If you were planning to get married this year, life is hitting you both hard with a lesson many of us didn’t get until kids came into the picture: your ability to survive together is completely linked to your ability to adapt while maintaining open and honest lines of communication.
Now more than ever, young couples in particular need to seriously discuss what is most important to them. Is the big wedding really necessary? How realistic is it that people will want to travel to a destination wedding overseas any time soon? Where can you make budget cuts to preserve your financial resources, or minimize the costs for your families?
Money talks are tough, but they are necessary. Your legal union has significant consequences that really should not be taken lightly. Your combined earning power and borrowing power may be completely different tomorrow compared to yesterday. While it may be unpleasant to discuss, you need to get on the same page about how you feel about spending vs. savings, as well as issues that might not currently exist but could pop up in the future, such as separate property interests, debt, business interests, intellectual property rights or potential family gifts and inheritances.
Once you feel you have made sufficient progress on these talks, you need to put pen to paper. In this case, what I mean is not a one page term sheet that you both sign over drinks. What I am seriously asking you to consider is retaining attorneys to draft and review a multiple-paged contract, which clearly lays out your respective rights and obligations with respect to both property and any spousal support claims.
A prenup may not be romantic, but then again either was that first time you had to talk about past partners, STDs and birth control with your partner, yet somehow you made it through to this point, right?
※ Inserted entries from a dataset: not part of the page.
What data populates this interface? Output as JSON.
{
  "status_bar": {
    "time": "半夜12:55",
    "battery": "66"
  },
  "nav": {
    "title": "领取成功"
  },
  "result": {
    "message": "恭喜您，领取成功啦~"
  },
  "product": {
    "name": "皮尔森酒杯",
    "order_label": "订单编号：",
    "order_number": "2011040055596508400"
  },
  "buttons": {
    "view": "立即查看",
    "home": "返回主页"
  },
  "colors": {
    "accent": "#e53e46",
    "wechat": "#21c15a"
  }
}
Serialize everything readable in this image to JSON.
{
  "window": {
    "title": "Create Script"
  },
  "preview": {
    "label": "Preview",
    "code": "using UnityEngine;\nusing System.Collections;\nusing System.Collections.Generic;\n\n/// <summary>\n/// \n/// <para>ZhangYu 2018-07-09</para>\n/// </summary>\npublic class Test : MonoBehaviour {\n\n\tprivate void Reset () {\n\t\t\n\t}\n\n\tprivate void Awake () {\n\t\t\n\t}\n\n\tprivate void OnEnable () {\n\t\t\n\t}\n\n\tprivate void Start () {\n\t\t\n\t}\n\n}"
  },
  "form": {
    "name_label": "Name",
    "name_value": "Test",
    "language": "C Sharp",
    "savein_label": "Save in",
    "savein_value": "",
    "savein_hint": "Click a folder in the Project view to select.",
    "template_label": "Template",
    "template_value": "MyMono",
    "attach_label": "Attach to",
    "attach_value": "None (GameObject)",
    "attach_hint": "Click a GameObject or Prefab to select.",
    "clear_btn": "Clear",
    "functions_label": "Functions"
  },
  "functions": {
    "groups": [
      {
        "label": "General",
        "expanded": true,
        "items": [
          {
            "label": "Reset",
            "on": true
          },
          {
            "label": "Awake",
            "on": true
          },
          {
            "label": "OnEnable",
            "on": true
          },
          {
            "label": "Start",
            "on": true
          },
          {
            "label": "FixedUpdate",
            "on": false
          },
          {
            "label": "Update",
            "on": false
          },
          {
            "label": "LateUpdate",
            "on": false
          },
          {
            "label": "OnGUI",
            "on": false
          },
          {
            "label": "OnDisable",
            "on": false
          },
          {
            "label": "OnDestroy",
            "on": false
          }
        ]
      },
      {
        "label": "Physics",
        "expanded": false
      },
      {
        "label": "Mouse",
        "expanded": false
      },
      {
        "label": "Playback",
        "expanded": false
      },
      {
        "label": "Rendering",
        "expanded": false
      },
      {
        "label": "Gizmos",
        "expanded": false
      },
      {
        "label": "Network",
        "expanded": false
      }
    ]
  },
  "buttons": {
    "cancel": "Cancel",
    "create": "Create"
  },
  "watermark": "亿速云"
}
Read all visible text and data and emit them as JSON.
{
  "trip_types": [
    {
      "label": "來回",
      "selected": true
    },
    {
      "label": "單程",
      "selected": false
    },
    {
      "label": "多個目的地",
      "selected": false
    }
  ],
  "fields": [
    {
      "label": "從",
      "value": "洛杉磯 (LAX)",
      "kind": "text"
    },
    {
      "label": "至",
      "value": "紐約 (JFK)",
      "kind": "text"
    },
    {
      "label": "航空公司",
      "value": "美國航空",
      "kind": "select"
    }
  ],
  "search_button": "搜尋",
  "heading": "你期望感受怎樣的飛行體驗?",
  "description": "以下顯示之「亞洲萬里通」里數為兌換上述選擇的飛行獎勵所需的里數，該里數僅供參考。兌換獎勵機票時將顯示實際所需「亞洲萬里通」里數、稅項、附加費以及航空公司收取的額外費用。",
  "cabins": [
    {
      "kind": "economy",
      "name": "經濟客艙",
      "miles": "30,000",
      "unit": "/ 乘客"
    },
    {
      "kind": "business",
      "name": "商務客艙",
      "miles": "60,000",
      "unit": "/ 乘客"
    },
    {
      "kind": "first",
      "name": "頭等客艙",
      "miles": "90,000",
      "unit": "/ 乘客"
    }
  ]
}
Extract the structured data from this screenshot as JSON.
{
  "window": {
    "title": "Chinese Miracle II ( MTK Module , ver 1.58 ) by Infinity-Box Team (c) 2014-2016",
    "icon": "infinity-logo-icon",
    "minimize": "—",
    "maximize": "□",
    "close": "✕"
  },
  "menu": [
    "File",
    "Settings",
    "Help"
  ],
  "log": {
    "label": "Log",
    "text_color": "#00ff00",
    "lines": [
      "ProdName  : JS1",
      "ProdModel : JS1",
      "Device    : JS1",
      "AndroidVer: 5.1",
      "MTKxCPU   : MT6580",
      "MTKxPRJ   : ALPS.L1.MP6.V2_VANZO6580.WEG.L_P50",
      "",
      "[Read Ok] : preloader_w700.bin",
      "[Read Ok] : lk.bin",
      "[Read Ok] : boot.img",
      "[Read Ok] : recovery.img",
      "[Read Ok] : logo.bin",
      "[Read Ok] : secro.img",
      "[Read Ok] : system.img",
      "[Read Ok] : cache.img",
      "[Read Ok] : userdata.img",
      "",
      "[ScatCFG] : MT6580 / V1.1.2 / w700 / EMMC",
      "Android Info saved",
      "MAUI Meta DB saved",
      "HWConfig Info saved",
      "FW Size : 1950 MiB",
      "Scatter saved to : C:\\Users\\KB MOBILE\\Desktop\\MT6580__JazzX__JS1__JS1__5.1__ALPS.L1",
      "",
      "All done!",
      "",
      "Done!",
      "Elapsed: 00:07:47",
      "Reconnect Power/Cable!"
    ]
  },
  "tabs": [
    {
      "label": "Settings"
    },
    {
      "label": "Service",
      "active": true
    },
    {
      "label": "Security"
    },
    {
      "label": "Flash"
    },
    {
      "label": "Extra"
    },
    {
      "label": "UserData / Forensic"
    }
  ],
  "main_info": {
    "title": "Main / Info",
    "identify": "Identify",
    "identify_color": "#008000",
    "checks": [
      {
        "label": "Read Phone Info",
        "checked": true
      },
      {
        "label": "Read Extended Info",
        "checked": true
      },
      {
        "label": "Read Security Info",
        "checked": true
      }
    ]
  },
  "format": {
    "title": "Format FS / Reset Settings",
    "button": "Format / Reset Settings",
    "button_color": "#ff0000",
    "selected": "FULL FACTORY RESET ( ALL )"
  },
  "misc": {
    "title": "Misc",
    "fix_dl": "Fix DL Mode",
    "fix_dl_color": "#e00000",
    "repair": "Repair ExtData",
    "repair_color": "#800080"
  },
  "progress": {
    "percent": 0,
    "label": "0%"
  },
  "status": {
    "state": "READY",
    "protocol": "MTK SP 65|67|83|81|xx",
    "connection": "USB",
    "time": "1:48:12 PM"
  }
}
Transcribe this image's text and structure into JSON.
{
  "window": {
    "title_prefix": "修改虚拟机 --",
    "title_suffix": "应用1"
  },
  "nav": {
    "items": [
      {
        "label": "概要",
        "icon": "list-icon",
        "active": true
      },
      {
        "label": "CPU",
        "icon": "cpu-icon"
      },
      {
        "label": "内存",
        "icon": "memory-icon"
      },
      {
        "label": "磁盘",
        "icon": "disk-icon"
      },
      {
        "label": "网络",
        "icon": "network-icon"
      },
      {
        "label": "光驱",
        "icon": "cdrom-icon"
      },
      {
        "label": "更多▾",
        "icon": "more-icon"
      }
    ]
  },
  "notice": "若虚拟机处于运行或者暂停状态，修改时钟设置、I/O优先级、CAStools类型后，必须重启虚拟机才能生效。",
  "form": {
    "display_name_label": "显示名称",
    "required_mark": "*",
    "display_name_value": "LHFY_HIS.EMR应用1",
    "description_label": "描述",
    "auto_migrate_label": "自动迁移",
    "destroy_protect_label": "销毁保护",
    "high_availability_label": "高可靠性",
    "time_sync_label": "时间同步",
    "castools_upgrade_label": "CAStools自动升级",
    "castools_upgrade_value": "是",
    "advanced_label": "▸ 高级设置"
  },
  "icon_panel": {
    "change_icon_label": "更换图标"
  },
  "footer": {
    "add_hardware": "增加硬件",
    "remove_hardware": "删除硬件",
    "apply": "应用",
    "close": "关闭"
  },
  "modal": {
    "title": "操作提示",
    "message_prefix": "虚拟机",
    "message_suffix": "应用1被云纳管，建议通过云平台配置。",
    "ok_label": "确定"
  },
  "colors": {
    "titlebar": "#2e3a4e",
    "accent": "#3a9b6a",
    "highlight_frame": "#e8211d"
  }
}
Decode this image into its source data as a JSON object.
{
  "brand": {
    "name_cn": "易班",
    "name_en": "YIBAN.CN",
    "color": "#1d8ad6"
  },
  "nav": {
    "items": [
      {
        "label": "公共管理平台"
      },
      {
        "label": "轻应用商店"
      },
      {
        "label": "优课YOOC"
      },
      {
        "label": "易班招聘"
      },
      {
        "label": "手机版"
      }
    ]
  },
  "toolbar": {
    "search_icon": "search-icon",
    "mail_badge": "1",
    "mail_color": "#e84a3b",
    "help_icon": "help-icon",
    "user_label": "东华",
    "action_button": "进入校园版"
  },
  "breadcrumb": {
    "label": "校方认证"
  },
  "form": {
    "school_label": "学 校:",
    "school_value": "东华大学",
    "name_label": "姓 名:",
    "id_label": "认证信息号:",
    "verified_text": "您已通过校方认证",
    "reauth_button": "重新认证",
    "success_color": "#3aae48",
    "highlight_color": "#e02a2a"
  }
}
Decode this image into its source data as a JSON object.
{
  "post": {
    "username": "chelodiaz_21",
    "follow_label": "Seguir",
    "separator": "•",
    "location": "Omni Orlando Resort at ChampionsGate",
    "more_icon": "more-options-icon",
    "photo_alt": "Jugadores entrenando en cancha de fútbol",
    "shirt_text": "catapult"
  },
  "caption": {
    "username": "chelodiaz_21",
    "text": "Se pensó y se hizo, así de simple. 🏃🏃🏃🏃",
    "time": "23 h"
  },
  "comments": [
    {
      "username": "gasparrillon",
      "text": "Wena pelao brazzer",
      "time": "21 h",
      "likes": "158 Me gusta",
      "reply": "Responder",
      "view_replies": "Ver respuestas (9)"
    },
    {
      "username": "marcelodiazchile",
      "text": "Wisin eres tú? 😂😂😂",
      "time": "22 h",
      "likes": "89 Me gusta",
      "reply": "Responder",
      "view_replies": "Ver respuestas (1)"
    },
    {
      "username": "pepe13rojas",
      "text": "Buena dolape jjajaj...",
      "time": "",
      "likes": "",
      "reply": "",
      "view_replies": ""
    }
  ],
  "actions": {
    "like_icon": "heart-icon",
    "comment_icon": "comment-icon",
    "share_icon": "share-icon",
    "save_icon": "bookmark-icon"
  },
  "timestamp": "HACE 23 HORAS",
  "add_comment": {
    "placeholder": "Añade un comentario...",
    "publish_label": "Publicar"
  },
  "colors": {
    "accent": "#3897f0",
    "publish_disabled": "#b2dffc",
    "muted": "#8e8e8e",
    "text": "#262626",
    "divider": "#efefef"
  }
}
Let prudence prevail here, and while you have some time together to think through various contingency plans for your wedding, take a moment to also secure that happily ever after in the event life has a couple of more surprises in store for you.
By Regina A. DeMeo